IV Graph
Contents
Key Stage 4
Meaning
An IV graph is a graph showing how the current (I) through a component changes with the potential difference (V) across component.
About IV Graphs
- On an IV graph the potential difference is plotted on the x-axis and the current is plotted on the y-axis.
- An IV graph can be used to identify the characteristics of an unknown electrical component. This may be useful when inventing new components.
- The resistance of an component can change with the current or the potential difference.
- The resistance of a component can be found by taking the ratio of potential difference to current at a point on the curve of an IV graph.
Examples
The IV graph for a resistor shows that current is directly proportional to potential difference. | The IV graph for a bulb shows that as the potential difference increases the current increases.

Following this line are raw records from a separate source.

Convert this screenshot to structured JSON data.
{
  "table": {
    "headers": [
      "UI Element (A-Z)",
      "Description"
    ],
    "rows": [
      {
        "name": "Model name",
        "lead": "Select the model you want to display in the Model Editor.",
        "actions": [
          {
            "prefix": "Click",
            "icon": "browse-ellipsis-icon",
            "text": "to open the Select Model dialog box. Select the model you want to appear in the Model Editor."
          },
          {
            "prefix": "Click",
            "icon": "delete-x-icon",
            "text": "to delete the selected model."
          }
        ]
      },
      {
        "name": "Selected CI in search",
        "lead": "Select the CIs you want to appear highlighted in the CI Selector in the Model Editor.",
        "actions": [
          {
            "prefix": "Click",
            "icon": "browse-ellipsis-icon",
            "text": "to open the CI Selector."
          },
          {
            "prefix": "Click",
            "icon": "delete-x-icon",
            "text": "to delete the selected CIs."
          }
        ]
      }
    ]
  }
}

However, at large potential differences a change in potential difference causes a smaller increase in current for a change at small potential differences. |
The IV graph for a diode shows that for a positive potential difference the current increases rapidly with an increase in potential difference while for a negative potential difference the current remains negligible and does not increase as the potential difference becomes larger. | The IV graph for a light dependent resistor shows that at a high light intensity the current increases rapidly with the potential difference whereas at a low light intensity the current increases slowly with the potential difference. |
References
Edexcel
- I-V graphs, page 187, GCSE Combined Science; The Revision Guide, CGP, Edexcel
- I-V graphs, page 74, GCSE Physics; The Revision Guide, CGP, Edexcel
- I-V graphs, pages 227-229, GCSE Physics, CGP, Edexcel
- I-V graphs; diodes, page 229, GCSE Physics, CGP, Edexcel
- I-V graphs; filament lamps, page 228, GCSE Physics, CGP, Edexcel
- I-V graphs; fixed resistors, page 228, GCSE Physics, CGP, Edexcel
- I-V graphs; LDRs, page 229, GCSE Physics, CGP, Edexcel
- I-V graphs; thermistors, page 229, GCSE Physics, CGP, Edexcel